• [Your instructions]
Look through the records that follow and state how many lines hold the word "JSON", without adding anything.

• [Source material]
────────────────────────────────────────

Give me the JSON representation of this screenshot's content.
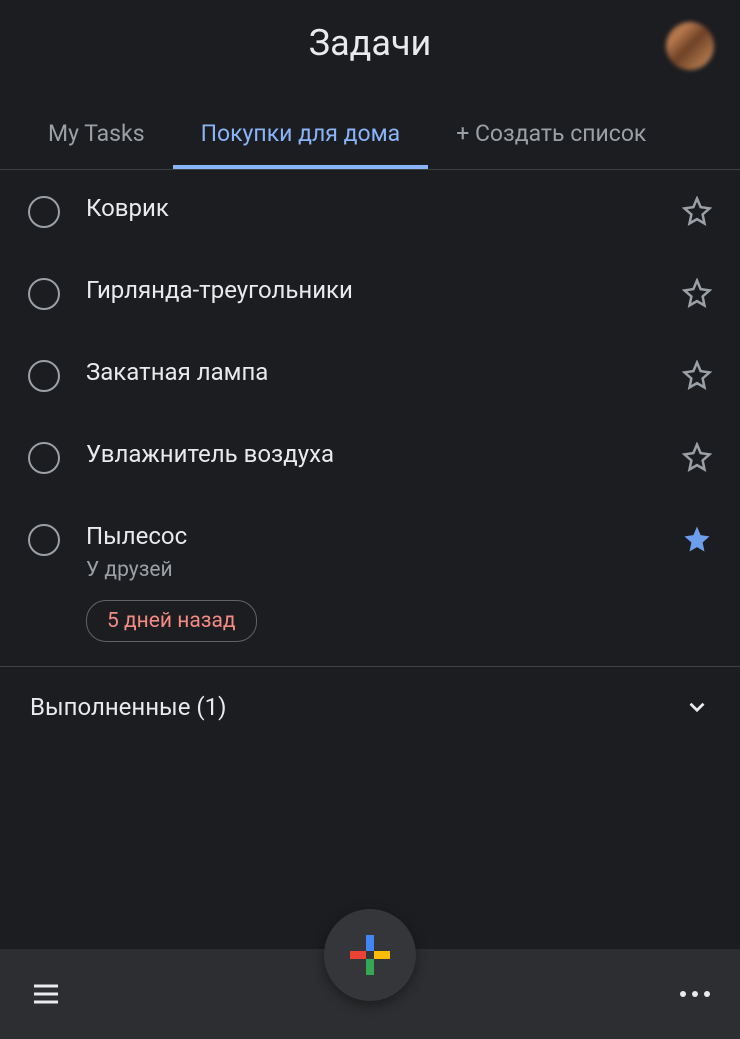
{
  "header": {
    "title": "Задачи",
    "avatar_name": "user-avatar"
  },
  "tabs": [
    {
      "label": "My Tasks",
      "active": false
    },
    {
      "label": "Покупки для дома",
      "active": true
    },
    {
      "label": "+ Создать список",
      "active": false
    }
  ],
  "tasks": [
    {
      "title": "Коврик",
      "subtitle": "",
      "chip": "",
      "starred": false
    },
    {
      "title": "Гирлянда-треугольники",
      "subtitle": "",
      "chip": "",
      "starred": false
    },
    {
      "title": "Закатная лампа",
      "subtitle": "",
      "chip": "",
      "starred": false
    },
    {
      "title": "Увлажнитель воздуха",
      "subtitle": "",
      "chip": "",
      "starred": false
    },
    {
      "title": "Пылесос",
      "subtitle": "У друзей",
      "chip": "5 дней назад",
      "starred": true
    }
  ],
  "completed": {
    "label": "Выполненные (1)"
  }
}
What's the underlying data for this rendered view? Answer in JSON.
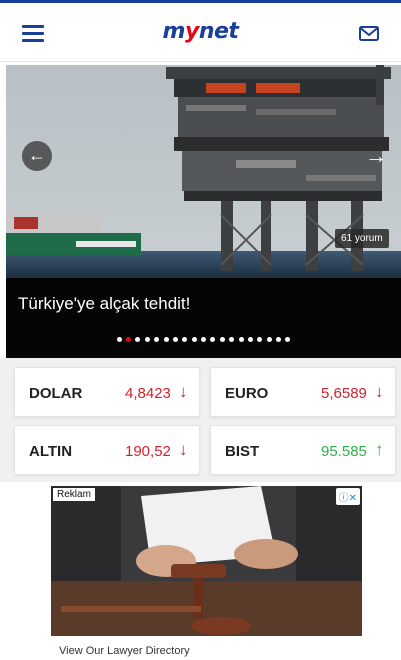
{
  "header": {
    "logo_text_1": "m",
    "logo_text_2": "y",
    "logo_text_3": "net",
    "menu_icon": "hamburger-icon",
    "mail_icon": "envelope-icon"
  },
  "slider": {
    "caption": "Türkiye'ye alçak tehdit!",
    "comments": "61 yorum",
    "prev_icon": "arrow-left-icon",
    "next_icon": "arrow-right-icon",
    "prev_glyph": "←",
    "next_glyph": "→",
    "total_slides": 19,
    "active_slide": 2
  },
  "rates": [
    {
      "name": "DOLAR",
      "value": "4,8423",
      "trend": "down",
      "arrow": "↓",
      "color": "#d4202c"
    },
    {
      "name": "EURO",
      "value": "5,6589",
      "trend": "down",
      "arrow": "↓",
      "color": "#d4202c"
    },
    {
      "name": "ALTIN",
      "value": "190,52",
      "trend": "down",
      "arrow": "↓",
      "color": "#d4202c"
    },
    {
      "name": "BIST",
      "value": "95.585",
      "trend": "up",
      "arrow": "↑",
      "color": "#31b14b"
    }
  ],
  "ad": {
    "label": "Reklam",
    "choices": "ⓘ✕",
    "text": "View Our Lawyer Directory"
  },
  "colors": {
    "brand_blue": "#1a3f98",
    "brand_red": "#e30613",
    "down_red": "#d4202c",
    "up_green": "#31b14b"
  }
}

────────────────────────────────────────

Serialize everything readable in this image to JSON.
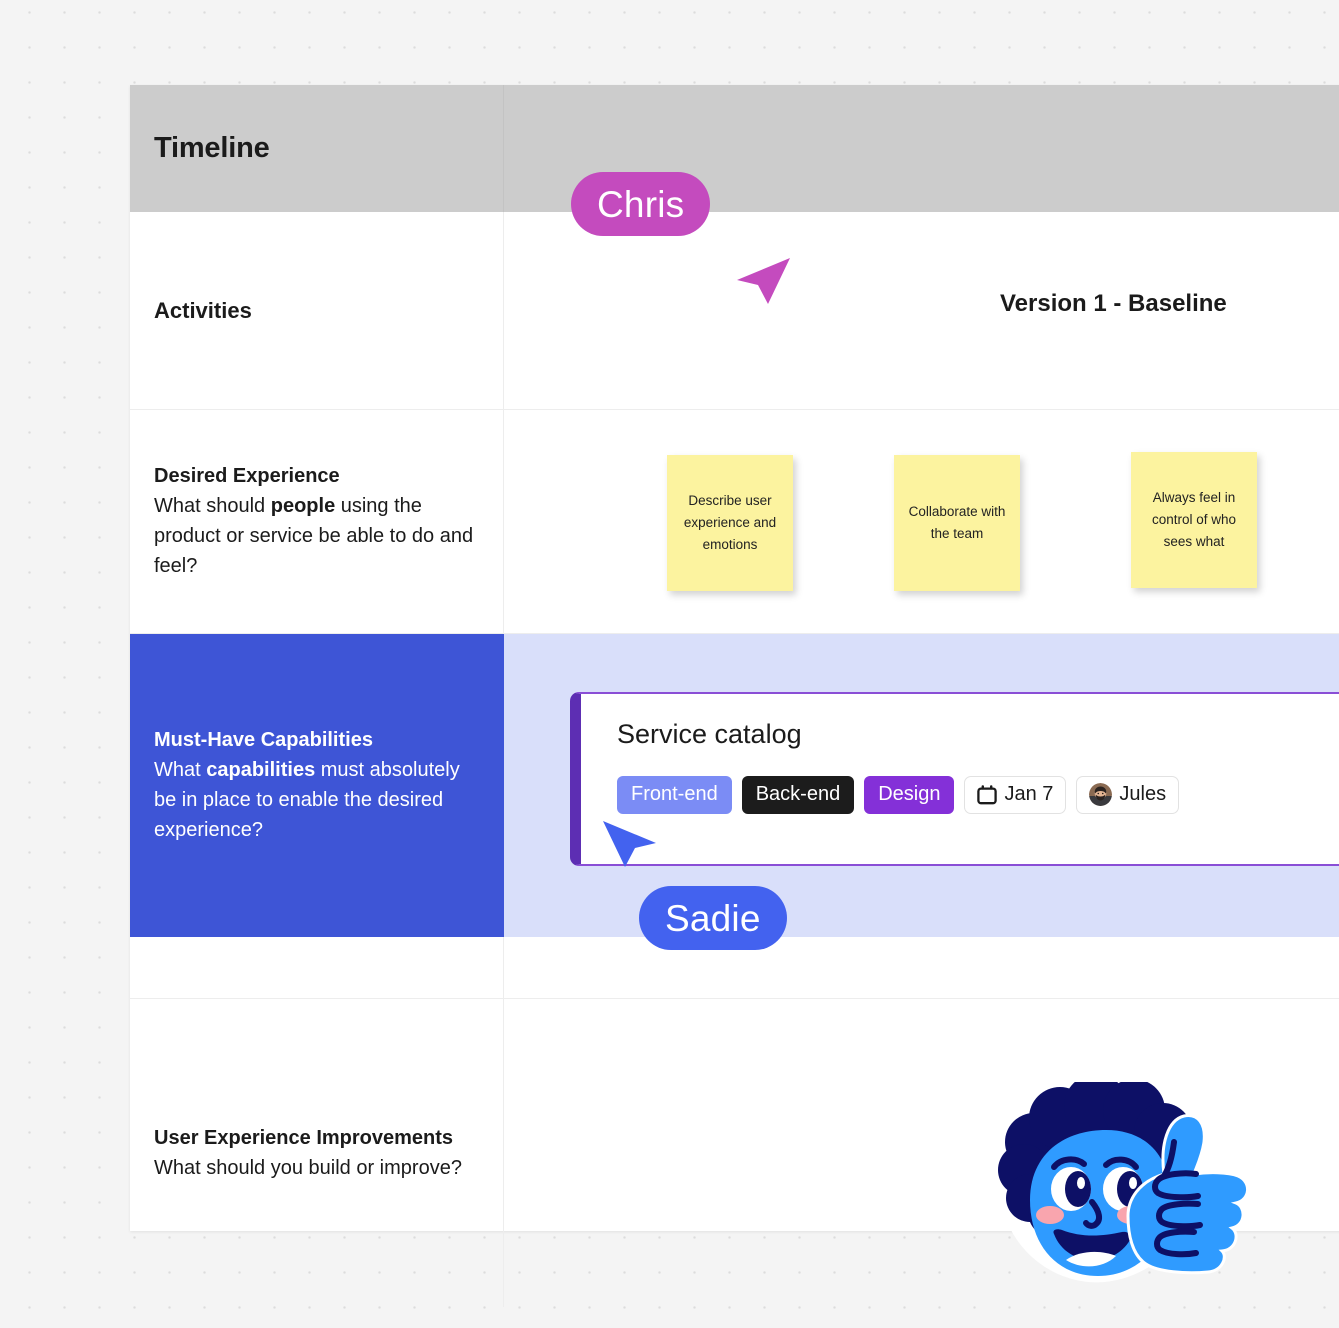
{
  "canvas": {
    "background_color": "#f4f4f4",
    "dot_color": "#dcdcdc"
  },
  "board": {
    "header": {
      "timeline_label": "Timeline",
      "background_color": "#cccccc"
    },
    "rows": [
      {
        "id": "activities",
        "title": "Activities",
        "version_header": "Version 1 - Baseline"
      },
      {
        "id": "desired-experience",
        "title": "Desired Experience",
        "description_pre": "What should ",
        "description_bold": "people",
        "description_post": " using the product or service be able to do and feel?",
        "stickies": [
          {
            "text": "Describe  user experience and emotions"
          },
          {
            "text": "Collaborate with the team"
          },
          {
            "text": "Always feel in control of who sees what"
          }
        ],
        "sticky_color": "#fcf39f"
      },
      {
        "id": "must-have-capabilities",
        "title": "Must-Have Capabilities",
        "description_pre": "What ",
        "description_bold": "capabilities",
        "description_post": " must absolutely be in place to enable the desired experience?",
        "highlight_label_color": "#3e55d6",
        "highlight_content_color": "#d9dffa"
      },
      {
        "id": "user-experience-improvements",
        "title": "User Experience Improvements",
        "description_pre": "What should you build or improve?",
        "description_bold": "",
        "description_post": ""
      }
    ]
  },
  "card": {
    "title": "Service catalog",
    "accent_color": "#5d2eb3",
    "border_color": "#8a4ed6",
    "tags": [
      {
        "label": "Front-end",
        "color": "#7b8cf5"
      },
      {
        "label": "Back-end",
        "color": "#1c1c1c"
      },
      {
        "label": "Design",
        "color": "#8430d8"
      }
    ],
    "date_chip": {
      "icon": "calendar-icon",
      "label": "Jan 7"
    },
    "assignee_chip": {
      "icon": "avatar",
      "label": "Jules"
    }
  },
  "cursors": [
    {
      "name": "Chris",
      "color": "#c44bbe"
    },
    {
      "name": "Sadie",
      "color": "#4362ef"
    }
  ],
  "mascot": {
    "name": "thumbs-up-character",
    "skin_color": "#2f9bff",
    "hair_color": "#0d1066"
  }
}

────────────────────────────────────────

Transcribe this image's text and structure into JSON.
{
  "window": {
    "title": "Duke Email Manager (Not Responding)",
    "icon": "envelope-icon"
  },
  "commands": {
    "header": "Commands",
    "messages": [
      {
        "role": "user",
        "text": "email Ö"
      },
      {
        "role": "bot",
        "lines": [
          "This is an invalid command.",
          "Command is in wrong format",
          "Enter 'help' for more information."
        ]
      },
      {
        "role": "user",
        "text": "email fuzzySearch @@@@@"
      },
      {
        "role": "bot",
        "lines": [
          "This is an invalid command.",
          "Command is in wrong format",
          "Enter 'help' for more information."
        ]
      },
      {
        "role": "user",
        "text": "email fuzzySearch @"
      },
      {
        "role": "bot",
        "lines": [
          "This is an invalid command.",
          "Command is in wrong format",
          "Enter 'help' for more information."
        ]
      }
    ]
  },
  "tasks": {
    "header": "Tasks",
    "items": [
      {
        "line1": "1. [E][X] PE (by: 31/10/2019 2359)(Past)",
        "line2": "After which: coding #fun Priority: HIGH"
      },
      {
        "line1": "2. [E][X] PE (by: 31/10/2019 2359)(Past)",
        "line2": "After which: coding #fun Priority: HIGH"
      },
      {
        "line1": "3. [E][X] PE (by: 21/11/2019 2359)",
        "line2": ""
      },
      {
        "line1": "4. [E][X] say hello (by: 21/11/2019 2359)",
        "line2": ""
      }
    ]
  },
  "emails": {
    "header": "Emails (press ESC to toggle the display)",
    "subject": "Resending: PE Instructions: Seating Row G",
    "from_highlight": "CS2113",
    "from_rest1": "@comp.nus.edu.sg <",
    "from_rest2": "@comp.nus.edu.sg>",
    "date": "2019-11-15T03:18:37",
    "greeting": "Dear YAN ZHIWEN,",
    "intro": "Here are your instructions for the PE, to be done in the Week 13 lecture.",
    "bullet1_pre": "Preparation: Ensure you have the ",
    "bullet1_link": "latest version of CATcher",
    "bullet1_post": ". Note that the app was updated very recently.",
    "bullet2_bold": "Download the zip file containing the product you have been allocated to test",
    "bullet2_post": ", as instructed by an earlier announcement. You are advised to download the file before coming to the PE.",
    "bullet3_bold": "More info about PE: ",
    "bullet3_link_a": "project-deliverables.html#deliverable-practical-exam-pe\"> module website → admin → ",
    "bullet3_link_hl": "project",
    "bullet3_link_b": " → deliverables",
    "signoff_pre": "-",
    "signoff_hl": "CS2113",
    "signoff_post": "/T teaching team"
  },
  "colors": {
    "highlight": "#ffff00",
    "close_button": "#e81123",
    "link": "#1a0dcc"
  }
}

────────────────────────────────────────

• [Answer area]
4